YOUR OBJECTIVE →
Could you return every record below exactly as it stands, leaving out the pictures?

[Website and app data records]

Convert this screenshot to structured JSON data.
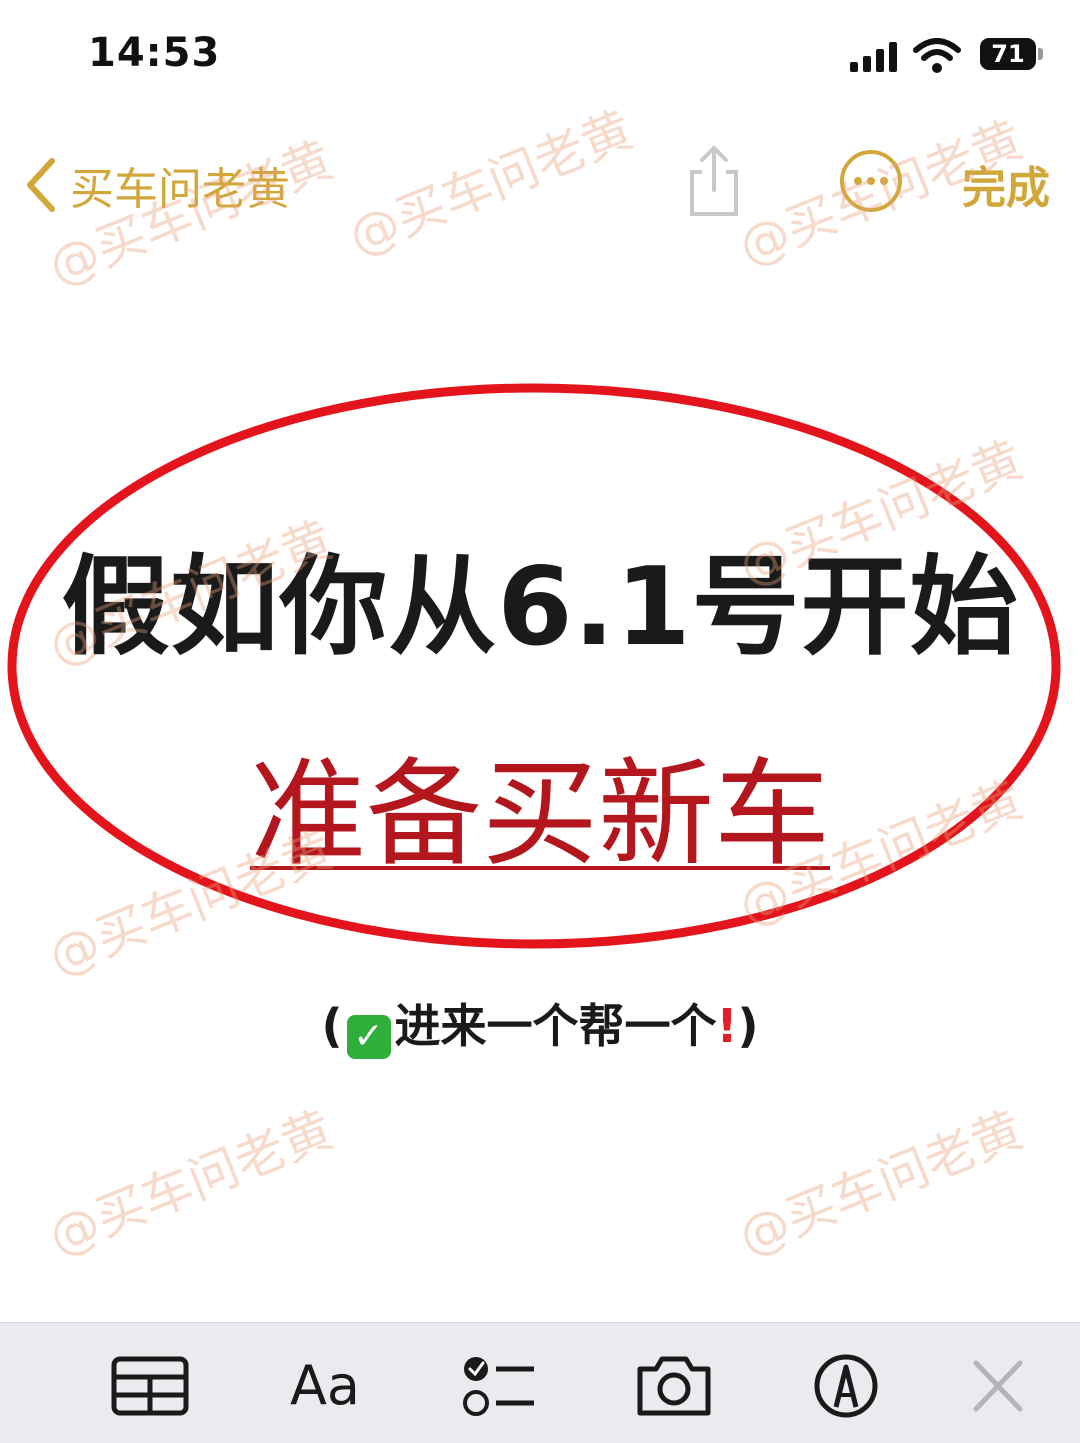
{
  "status_bar": {
    "time": "14:53",
    "battery": "71"
  },
  "nav": {
    "back_label": "买车问老黄",
    "done_label": "完成",
    "accent_color": "#d2a73a"
  },
  "content": {
    "headline": "假如你从6.1号开始",
    "subheadline": "准备买新车",
    "tagline_open": "(",
    "tagline_text": "进来一个帮一个",
    "tagline_close": ")",
    "ellipse_color": "#e3141b",
    "subheadline_color": "#b3161c"
  },
  "watermark": "@买车问老黄",
  "toolbar": {
    "format_label": "Aa"
  },
  "icons": [
    "chevron-left-icon",
    "share-icon",
    "more-icon",
    "table-icon",
    "checklist-icon",
    "camera-icon",
    "markup-icon",
    "close-icon",
    "signal-icon",
    "wifi-icon",
    "battery-icon"
  ]
}
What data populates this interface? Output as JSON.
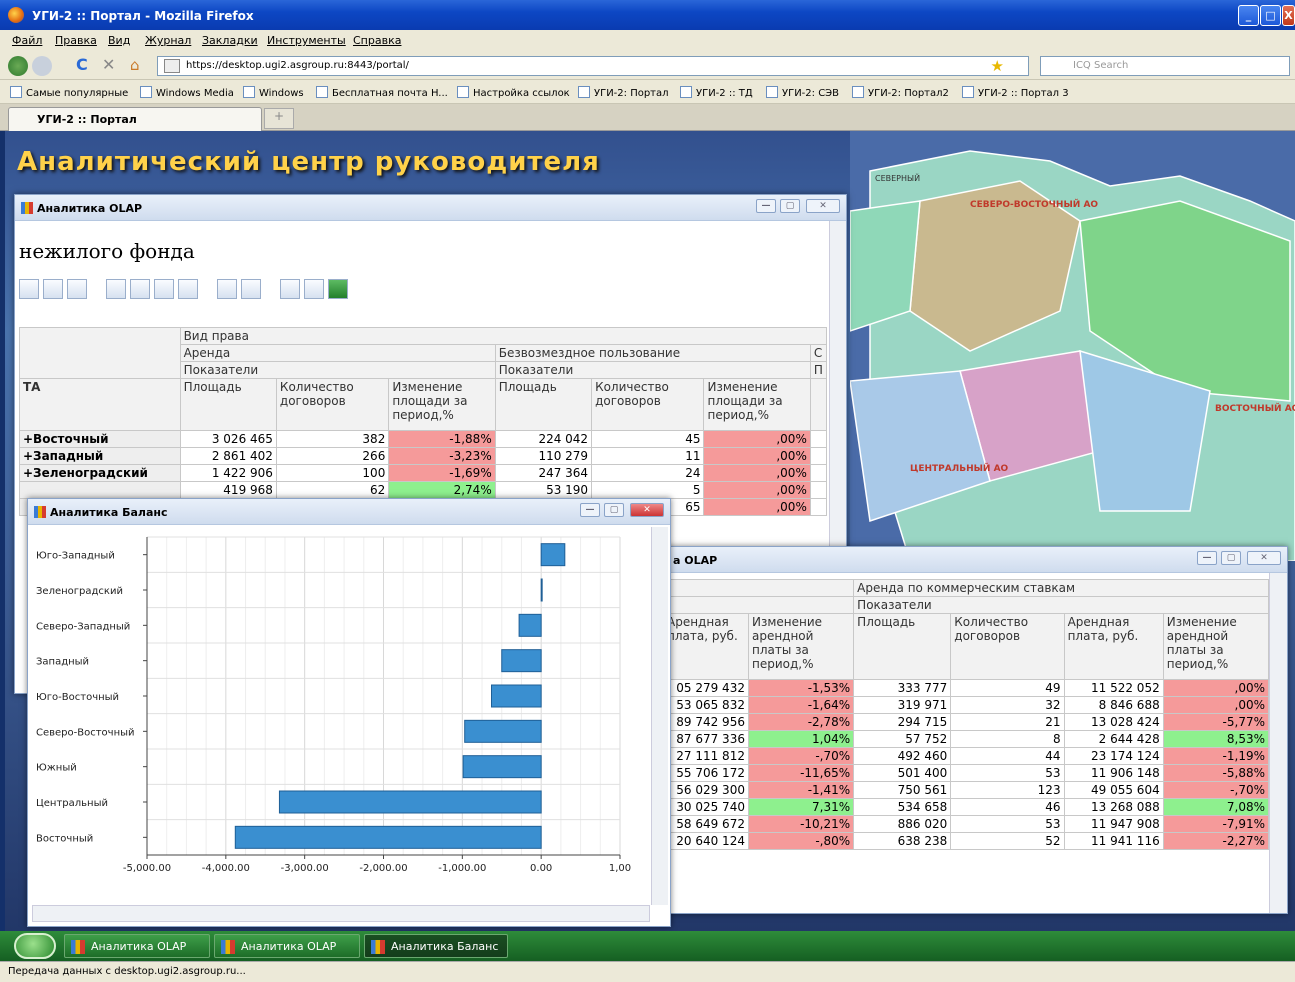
{
  "browser": {
    "title": "УГИ-2 :: Портал - Mozilla Firefox",
    "menu": [
      "Файл",
      "Правка",
      "Вид",
      "Журнал",
      "Закладки",
      "Инструменты",
      "Справка"
    ],
    "url": "https://desktop.ugi2.asgroup.ru:8443/portal/",
    "search_placeholder": "ICQ Search",
    "bookmarks": [
      "Самые популярные",
      "Windows Media",
      "Windows",
      "Бесплатная почта H...",
      "Настройка ссылок",
      "УГИ-2: Портал",
      "УГИ-2 :: ТД",
      "УГИ-2: СЭВ",
      "УГИ-2: Портал2",
      "УГИ-2 :: Портал 3"
    ],
    "tab": "УГИ-2 :: Портал",
    "status": "Передача данных с desktop.ugi2.asgroup.ru..."
  },
  "portal": {
    "title": "Аналитический центр руководителя",
    "map_labels": [
      "СЕВЕРО-ВОСТОЧНЫЙ АО",
      "ВОСТОЧНЫЙ АО",
      "ЦЕНТРАЛЬНЫЙ АО",
      "СЕВЕРНЫЙ"
    ]
  },
  "olap1": {
    "title": "Аналитика OLAP",
    "heading": "нежилого фонда",
    "h1": "Вид права",
    "h2a": "Аренда",
    "h2b": "Безвозмездное пользование",
    "h2c": "С",
    "h3a": "Показатели",
    "h3b": "Показатели",
    "h3c": "П",
    "row_header": "ТА",
    "cols": [
      "Площадь",
      "Количество договоров",
      "Изменение площади за период,%",
      "Площадь",
      "Количество договоров",
      "Изменение площади за период,%"
    ],
    "rows": [
      {
        "name": "+Восточный",
        "c": [
          "3 026 465",
          "382",
          "-1,88%",
          "224 042",
          "45",
          ",00%"
        ]
      },
      {
        "name": "+Западный",
        "c": [
          "2 861 402",
          "266",
          "-3,23%",
          "110 279",
          "11",
          ",00%"
        ]
      },
      {
        "name": "+Зеленоградский",
        "c": [
          "1 422 906",
          "100",
          "-1,69%",
          "247 364",
          "24",
          ",00%"
        ]
      },
      {
        "name": "",
        "c": [
          "419 968",
          "62",
          "2,74%",
          "53 190",
          "5",
          ",00%"
        ]
      },
      {
        "name": "",
        "c": [
          "",
          "",
          "",
          "",
          "65",
          ",00%"
        ]
      }
    ]
  },
  "olap2": {
    "title": "а OLAP",
    "group": "Аренда по коммерческим ставкам",
    "sub": "Показатели",
    "cols": [
      "Арендная плата, руб.",
      "Изменение арендной платы за период,%",
      "Площадь",
      "Количество договоров",
      "Арендная плата, руб.",
      "Изменение арендной платы за период,%"
    ],
    "rows": [
      [
        "05 279 432",
        "-1,53%",
        "333 777",
        "49",
        "11 522 052",
        ",00%"
      ],
      [
        "53 065 832",
        "-1,64%",
        "319 971",
        "32",
        "8 846 688",
        ",00%"
      ],
      [
        "89 742 956",
        "-2,78%",
        "294 715",
        "21",
        "13 028 424",
        "-5,77%"
      ],
      [
        "87 677 336",
        "1,04%",
        "57 752",
        "8",
        "2 644 428",
        "8,53%"
      ],
      [
        "27 111 812",
        "-,70%",
        "492 460",
        "44",
        "23 174 124",
        "-1,19%"
      ],
      [
        "55 706 172",
        "-11,65%",
        "501 400",
        "53",
        "11 906 148",
        "-5,88%"
      ],
      [
        "56 029 300",
        "-1,41%",
        "750 561",
        "123",
        "49 055 604",
        "-,70%"
      ],
      [
        "30 025 740",
        "7,31%",
        "534 658",
        "46",
        "13 268 088",
        "7,08%"
      ],
      [
        "58 649 672",
        "-10,21%",
        "886 020",
        "53",
        "11 947 908",
        "-7,91%"
      ],
      [
        "20 640 124",
        "-,80%",
        "638 238",
        "52",
        "11 941 116",
        "-2,27%"
      ]
    ],
    "colors": [
      [
        "red",
        "red"
      ],
      [
        "red",
        "red"
      ],
      [
        "red",
        "red"
      ],
      [
        "grn",
        "grn"
      ],
      [
        "red",
        "red"
      ],
      [
        "red",
        "red"
      ],
      [
        "red",
        "red"
      ],
      [
        "grn",
        "grn"
      ],
      [
        "red",
        "red"
      ],
      [
        "red",
        "red"
      ]
    ]
  },
  "balance": {
    "title": "Аналитика Баланс",
    "chart_data": {
      "type": "bar",
      "orientation": "horizontal",
      "categories": [
        "Юго-Западный",
        "Зеленоградский",
        "Северо-Западный",
        "Западный",
        "Юго-Восточный",
        "Северо-Восточный",
        "Южный",
        "Центральный",
        "Восточный"
      ],
      "values": [
        300,
        0,
        -280,
        -500,
        -630,
        -970,
        -990,
        -3320,
        -3880
      ],
      "xlim": [
        -5000,
        1000
      ],
      "xticks": [
        "-5,000.00",
        "-4,000.00",
        "-3,000.00",
        "-2,000.00",
        "-1,000.00",
        "0.00",
        "1,00"
      ],
      "grid": true,
      "bar_color": "#3a8fd0"
    }
  },
  "taskbar": {
    "items": [
      "Аналитика OLAP",
      "Аналитика OLAP",
      "Аналитика Баланс"
    ]
  }
}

RESPONSE TO THIS EXERCISE →
Convert this screenshot to structured JSON data.
{
  "status_bar": {
    "time": "14:53",
    "battery": "71"
  },
  "nav": {
    "back_label": "买车问老黄",
    "done_label": "完成",
    "accent_color": "#d2a73a"
  },
  "content": {
    "headline": "假如你从6.1号开始",
    "subheadline": "准备买新车",
    "tagline_open": "(",
    "tagline_text": "进来一个帮一个",
    "tagline_close": ")",
    "ellipse_color": "#e3141b",
    "subheadline_color": "#b3161c"
  },
  "watermark": "@买车问老黄",
  "toolbar": {
    "format_label": "Aa"
  },
  "icons": [
    "chevron-left-icon",
    "share-icon",
    "more-icon",
    "table-icon",
    "checklist-icon",
    "camera-icon",
    "markup-icon",
    "close-icon",
    "signal-icon",
    "wifi-icon",
    "battery-icon"
  ]
}
What data populates this interface? Output as JSON.
{
  "browser": {
    "title": "УГИ-2 :: Портал - Mozilla Firefox",
    "menu": [
      "Файл",
      "Правка",
      "Вид",
      "Журнал",
      "Закладки",
      "Инструменты",
      "Справка"
    ],
    "url": "https://desktop.ugi2.asgroup.ru:8443/portal/",
    "search_placeholder": "ICQ Search",
    "bookmarks": [
      "Самые популярные",
      "Windows Media",
      "Windows",
      "Бесплатная почта H...",
      "Настройка ссылок",
      "УГИ-2: Портал",
      "УГИ-2 :: ТД",
      "УГИ-2: СЭВ",
      "УГИ-2: Портал2",
      "УГИ-2 :: Портал 3"
    ],
    "tab": "УГИ-2 :: Портал",
    "status": "Передача данных с desktop.ugi2.asgroup.ru..."
  },
  "portal": {
    "title": "Аналитический центр руководителя",
    "map_labels": [
      "СЕВЕРО-ВОСТОЧНЫЙ АО",
      "ВОСТОЧНЫЙ АО",
      "ЦЕНТРАЛЬНЫЙ АО",
      "СЕВЕРНЫЙ"
    ]
  },
  "olap1": {
    "title": "Аналитика OLAP",
    "heading": "нежилого фонда",
    "h1": "Вид права",
    "h2a": "Аренда",
    "h2b": "Безвозмездное пользование",
    "h2c": "С",
    "h3a": "Показатели",
    "h3b": "Показатели",
    "h3c": "П",
    "row_header": "ТА",
    "cols": [
      "Площадь",
      "Количество договоров",
      "Изменение площади за период,%",
      "Площадь",
      "Количество договоров",
      "Изменение площади за период,%"
    ],
    "rows": [
      {
        "name": "+Восточный",
        "c": [
          "3 026 465",
          "382",
          "-1,88%",
          "224 042",
          "45",
          ",00%"
        ]
      },
      {
        "name": "+Западный",
        "c": [
          "2 861 402",
          "266",
          "-3,23%",
          "110 279",
          "11",
          ",00%"
        ]
      },
      {
        "name": "+Зеленоградский",
        "c": [
          "1 422 906",
          "100",
          "-1,69%",
          "247 364",
          "24",
          ",00%"
        ]
      },
      {
        "name": "",
        "c": [
          "419 968",
          "62",
          "2,74%",
          "53 190",
          "5",
          ",00%"
        ]
      },
      {
        "name": "",
        "c": [
          "",
          "",
          "",
          "",
          "65",
          ",00%"
        ]
      }
    ]
  },
  "olap2": {
    "title": "а OLAP",
    "group": "Аренда по коммерческим ставкам",
    "sub": "Показатели",
    "cols": [
      "Арендная плата, руб.",
      "Изменение арендной платы за период,%",
      "Площадь",
      "Количество договоров",
      "Арендная плата, руб.",
      "Изменение арендной платы за период,%"
    ],
    "rows": [
      [
        "05 279 432",
        "-1,53%",
        "333 777",
        "49",
        "11 522 052",
        ",00%"
      ],
      [
        "53 065 832",
        "-1,64%",
        "319 971",
        "32",
        "8 846 688",
        ",00%"
      ],
      [
        "89 742 956",
        "-2,78%",
        "294 715",
        "21",
        "13 028 424",
        "-5,77%"
      ],
      [
        "87 677 336",
        "1,04%",
        "57 752",
        "8",
        "2 644 428",
        "8,53%"
      ],
      [
        "27 111 812",
        "-,70%",
        "492 460",
        "44",
        "23 174 124",
        "-1,19%"
      ],
      [
        "55 706 172",
        "-11,65%",
        "501 400",
        "53",
        "11 906 148",
        "-5,88%"
      ],
      [
        "56 029 300",
        "-1,41%",
        "750 561",
        "123",
        "49 055 604",
        "-,70%"
      ],
      [
        "30 025 740",
        "7,31%",
        "534 658",
        "46",
        "13 268 088",
        "7,08%"
      ],
      [
        "58 649 672",
        "-10,21%",
        "886 020",
        "53",
        "11 947 908",
        "-7,91%"
      ],
      [
        "20 640 124",
        "-,80%",
        "638 238",
        "52",
        "11 941 116",
        "-2,27%"
      ]
    ],
    "colors": [
      [
        "red",
        "red"
      ],
      [
        "red",
        "red"
      ],
      [
        "red",
        "red"
      ],
      [
        "grn",
        "grn"
      ],
      [
        "red",
        "red"
      ],
      [
        "red",
        "red"
      ],
      [
        "red",
        "red"
      ],
      [
        "grn",
        "grn"
      ],
      [
        "red",
        "red"
      ],
      [
        "red",
        "red"
      ]
    ]
  },
  "balance": {
    "title": "Аналитика Баланс",
    "chart_data": {
      "type": "bar",
      "orientation": "horizontal",
      "categories": [
        "Юго-Западный",
        "Зеленоградский",
        "Северо-Западный",
        "Западный",
        "Юго-Восточный",
        "Северо-Восточный",
        "Южный",
        "Центральный",
        "Восточный"
      ],
      "values": [
        300,
        0,
        -280,
        -500,
        -630,
        -970,
        -990,
        -3320,
        -3880
      ],
      "xlim": [
        -5000,
        1000
      ],
      "xticks": [
        "-5,000.00",
        "-4,000.00",
        "-3,000.00",
        "-2,000.00",
        "-1,000.00",
        "0.00",
        "1,00"
      ],
      "grid": true,
      "bar_color": "#3a8fd0"
    }
  },
  "taskbar": {
    "items": [
      "Аналитика OLAP",
      "Аналитика OLAP",
      "Аналитика Баланс"
    ]
  }
}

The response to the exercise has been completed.